# [What to work on]
Return the data below in full and exactly, except that the pictures are dropped.
---*---
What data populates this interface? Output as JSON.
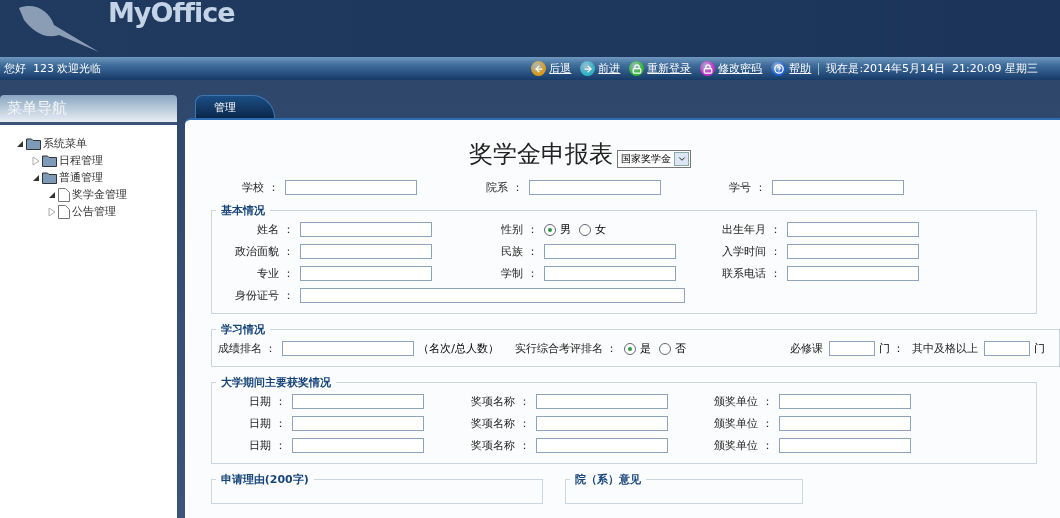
{
  "header": {
    "logo": "MyOffice",
    "greeting": "您好  123 欢迎光临",
    "links": [
      {
        "kind": "back",
        "label": "后退"
      },
      {
        "kind": "forward",
        "label": "前进"
      },
      {
        "kind": "relogin",
        "label": "重新登录"
      },
      {
        "kind": "password",
        "label": "修改密码"
      },
      {
        "kind": "help",
        "label": "帮助"
      }
    ],
    "clock": "现在是:2014年5月14日  21:20:09 星期三"
  },
  "sidebar": {
    "title": "菜单导航",
    "tree": [
      {
        "label": "系统菜单",
        "kind": "folder",
        "expanded": true,
        "children": [
          {
            "label": "日程管理",
            "kind": "folder",
            "expanded": false
          },
          {
            "label": "普通管理",
            "kind": "folder",
            "expanded": true,
            "children": [
              {
                "label": "奖学金管理",
                "kind": "file",
                "expanded": true
              },
              {
                "label": "公告管理",
                "kind": "file",
                "expanded": false
              }
            ]
          }
        ]
      }
    ]
  },
  "tabs": [
    {
      "label": "管理",
      "selected": true
    }
  ],
  "form": {
    "title": "奖学金申报表",
    "type_select": "国家奖学金",
    "top_fields": [
      {
        "kind": "text",
        "label": "学校 ："
      },
      {
        "kind": "text",
        "label": "院系 ："
      },
      {
        "kind": "text",
        "label": "学号 ："
      }
    ],
    "sections": [
      {
        "kind": "grid",
        "title": "基本情况",
        "fields": [
          {
            "kind": "text",
            "label": "姓名 ："
          },
          {
            "kind": "radio",
            "label": "性别 ：",
            "options": [
              {
                "label": "男",
                "selected": true
              },
              {
                "label": "女",
                "selected": false
              }
            ]
          },
          {
            "kind": "text",
            "label": "出生年月 ："
          },
          {
            "kind": "text",
            "label": "政治面貌 ："
          },
          {
            "kind": "text",
            "label": "民族 ："
          },
          {
            "kind": "text",
            "label": "入学时间 ："
          },
          {
            "kind": "text",
            "label": "专业 ："
          },
          {
            "kind": "text",
            "label": "学制 ："
          },
          {
            "kind": "text",
            "label": "联系电话 ："
          },
          {
            "kind": "wide",
            "label": "身份证号 ："
          }
        ]
      },
      {
        "kind": "line",
        "title": "学习情况",
        "fields": [
          {
            "kind": "text",
            "label": "成绩排名 ：",
            "note": "（名次/总人数）"
          },
          {
            "kind": "radio",
            "label": "实行综合考评排名 ：",
            "options": [
              {
                "label": "是",
                "selected": true
              },
              {
                "label": "否",
                "selected": false
              }
            ]
          },
          {
            "kind": "count",
            "label": "必修课",
            "unit": "门 ："
          },
          {
            "kind": "count",
            "label": "其中及格以上",
            "unit": "门"
          }
        ]
      },
      {
        "kind": "grid",
        "title": "大学期间主要获奖情况",
        "fields": [
          {
            "kind": "text",
            "label": "日期 ："
          },
          {
            "kind": "text",
            "label": "奖项名称 ："
          },
          {
            "kind": "text",
            "label": "颁奖单位 ："
          },
          {
            "kind": "text",
            "label": "日期 ："
          },
          {
            "kind": "text",
            "label": "奖项名称 ："
          },
          {
            "kind": "text",
            "label": "颁奖单位 ："
          },
          {
            "kind": "text",
            "label": "日期 ："
          },
          {
            "kind": "text",
            "label": "奖项名称 ："
          },
          {
            "kind": "text",
            "label": "颁奖单位 ："
          }
        ]
      }
    ],
    "bottom_sections": [
      {
        "title": "申请理由(200字)"
      },
      {
        "title": "院（系）意见"
      }
    ]
  }
}
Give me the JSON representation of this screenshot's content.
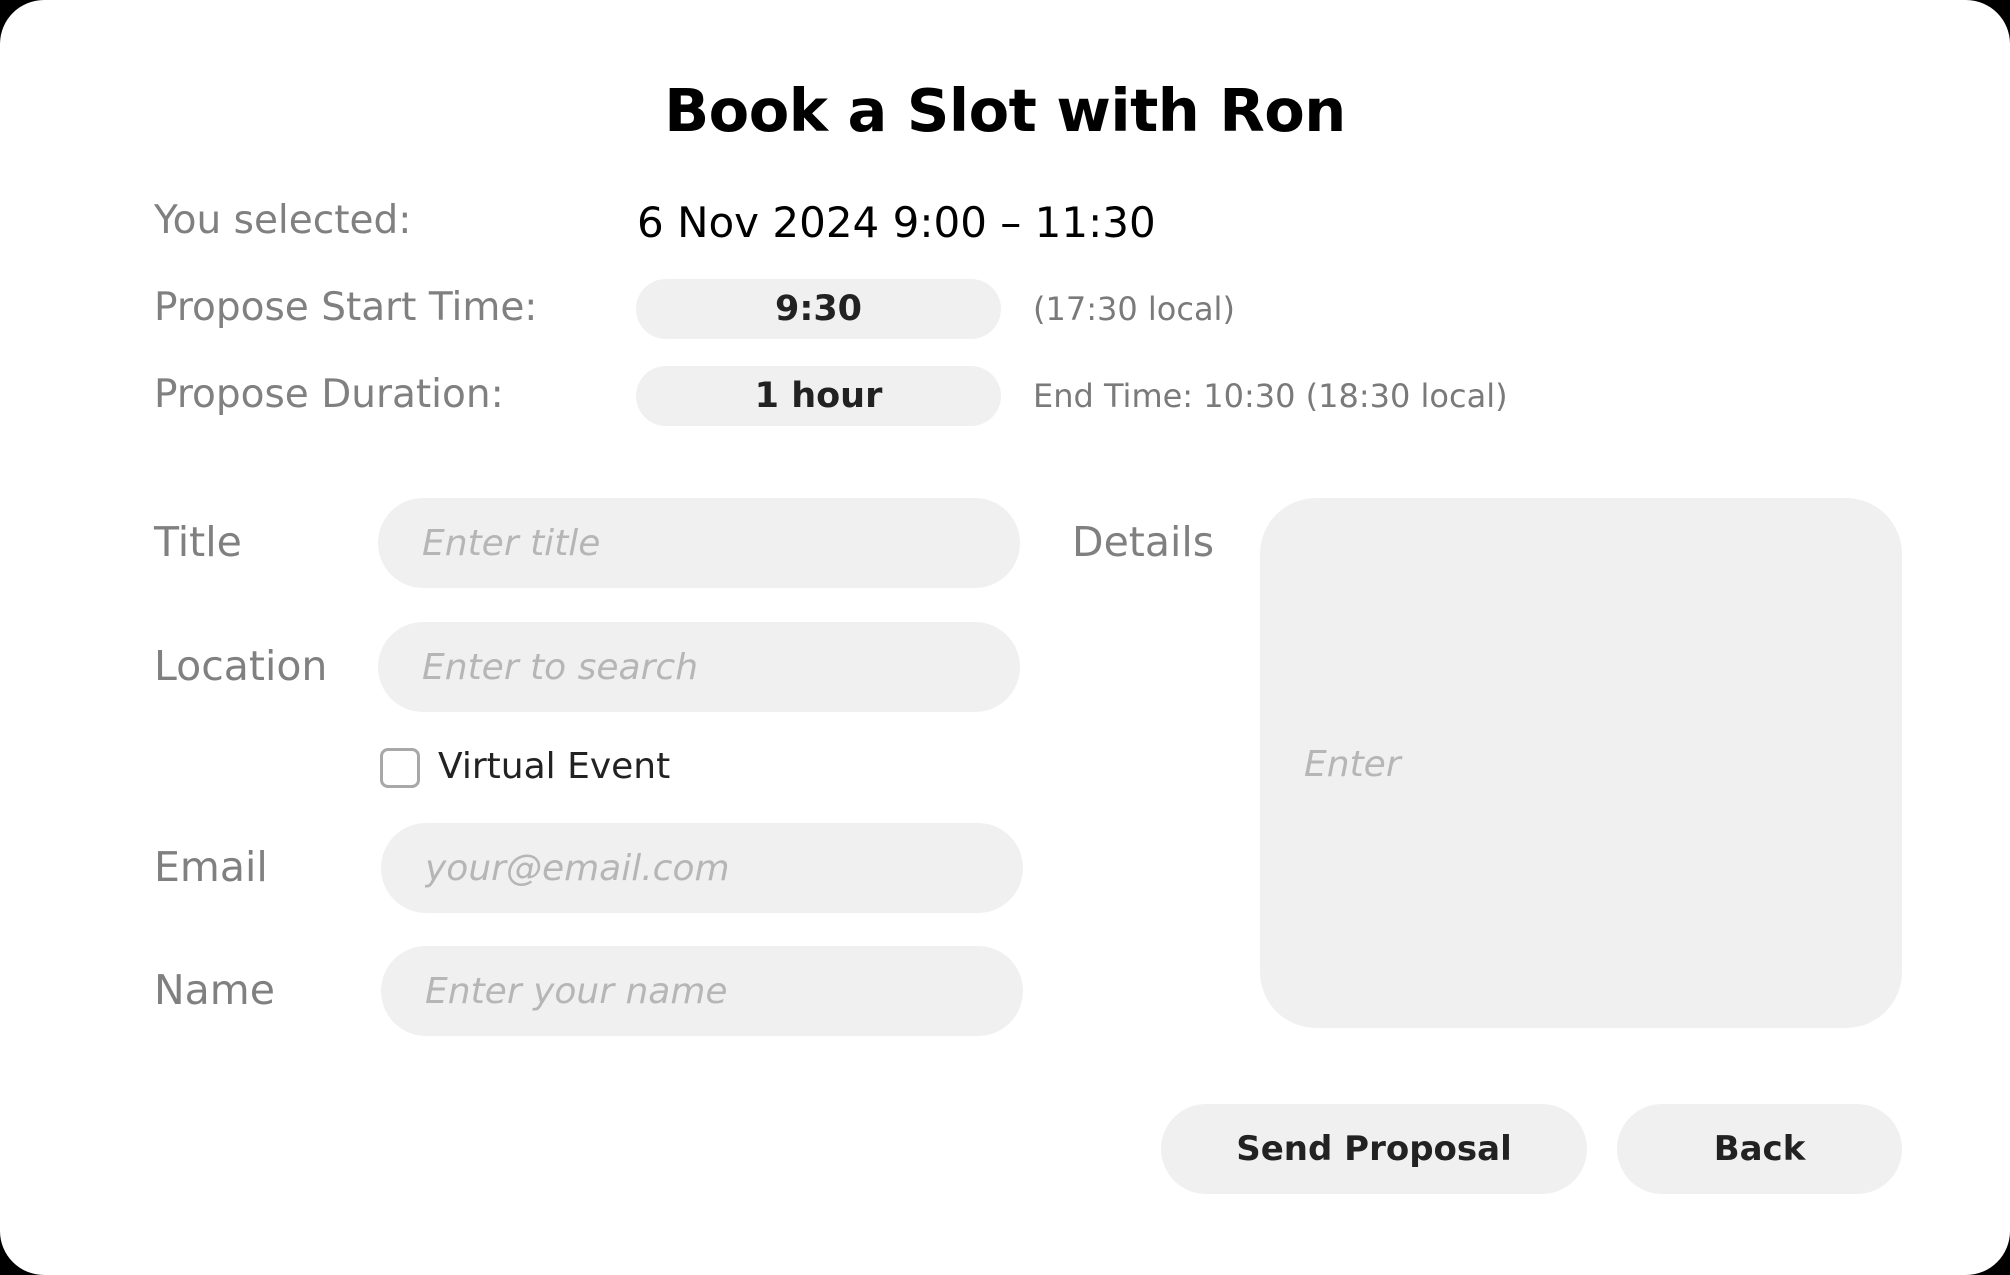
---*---
# [Completed exercise]
What data populates this interface? Output as JSON.
{
  "header": {
    "logo": "MyOffice",
    "greeting": "您好  123 欢迎光临",
    "links": [
      {
        "kind": "back",
        "label": "后退"
      },
      {
        "kind": "forward",
        "label": "前进"
      },
      {
        "kind": "relogin",
        "label": "重新登录"
      },
      {
        "kind": "password",
        "label": "修改密码"
      },
      {
        "kind": "help",
        "label": "帮助"
      }
    ],
    "clock": "现在是:2014年5月14日  21:20:09 星期三"
  },
  "sidebar": {
    "title": "菜单导航",
    "tree": [
      {
        "label": "系统菜单",
        "kind": "folder",
        "expanded": true,
        "children": [
          {
            "label": "日程管理",
            "kind": "folder",
            "expanded": false
          },
          {
            "label": "普通管理",
            "kind": "folder",
            "expanded": true,
            "children": [
              {
                "label": "奖学金管理",
                "kind": "file",
                "expanded": true
              },
              {
                "label": "公告管理",
                "kind": "file",
                "expanded": false
              }
            ]
          }
        ]
      }
    ]
  },
  "tabs": [
    {
      "label": "管理",
      "selected": true
    }
  ],
  "form": {
    "title": "奖学金申报表",
    "type_select": "国家奖学金",
    "top_fields": [
      {
        "kind": "text",
        "label": "学校 ："
      },
      {
        "kind": "text",
        "label": "院系 ："
      },
      {
        "kind": "text",
        "label": "学号 ："
      }
    ],
    "sections": [
      {
        "kind": "grid",
        "title": "基本情况",
        "fields": [
          {
            "kind": "text",
            "label": "姓名 ："
          },
          {
            "kind": "radio",
            "label": "性别 ：",
            "options": [
              {
                "label": "男",
                "selected": true
              },
              {
                "label": "女",
                "selected": false
              }
            ]
          },
          {
            "kind": "text",
            "label": "出生年月 ："
          },
          {
            "kind": "text",
            "label": "政治面貌 ："
          },
          {
            "kind": "text",
            "label": "民族 ："
          },
          {
            "kind": "text",
            "label": "入学时间 ："
          },
          {
            "kind": "text",
            "label": "专业 ："
          },
          {
            "kind": "text",
            "label": "学制 ："
          },
          {
            "kind": "text",
            "label": "联系电话 ："
          },
          {
            "kind": "wide",
            "label": "身份证号 ："
          }
        ]
      },
      {
        "kind": "line",
        "title": "学习情况",
        "fields": [
          {
            "kind": "text",
            "label": "成绩排名 ：",
            "note": "（名次/总人数）"
          },
          {
            "kind": "radio",
            "label": "实行综合考评排名 ：",
            "options": [
              {
                "label": "是",
                "selected": true
              },
              {
                "label": "否",
                "selected": false
              }
            ]
          },
          {
            "kind": "count",
            "label": "必修课",
            "unit": "门 ："
          },
          {
            "kind": "count",
            "label": "其中及格以上",
            "unit": "门"
          }
        ]
      },
      {
        "kind": "grid",
        "title": "大学期间主要获奖情况",
        "fields": [
          {
            "kind": "text",
            "label": "日期 ："
          },
          {
            "kind": "text",
            "label": "奖项名称 ："
          },
          {
            "kind": "text",
            "label": "颁奖单位 ："
          },
          {
            "kind": "text",
            "label": "日期 ："
          },
          {
            "kind": "text",
            "label": "奖项名称 ："
          },
          {
            "kind": "text",
            "label": "颁奖单位 ："
          },
          {
            "kind": "text",
            "label": "日期 ："
          },
          {
            "kind": "text",
            "label": "奖项名称 ："
          },
          {
            "kind": "text",
            "label": "颁奖单位 ："
          }
        ]
      }
    ],
    "bottom_sections": [
      {
        "title": "申请理由(200字)"
      },
      {
        "title": "院（系）意见"
      }
    ]
  }
}
Give me the JSON representation of this screenshot's content.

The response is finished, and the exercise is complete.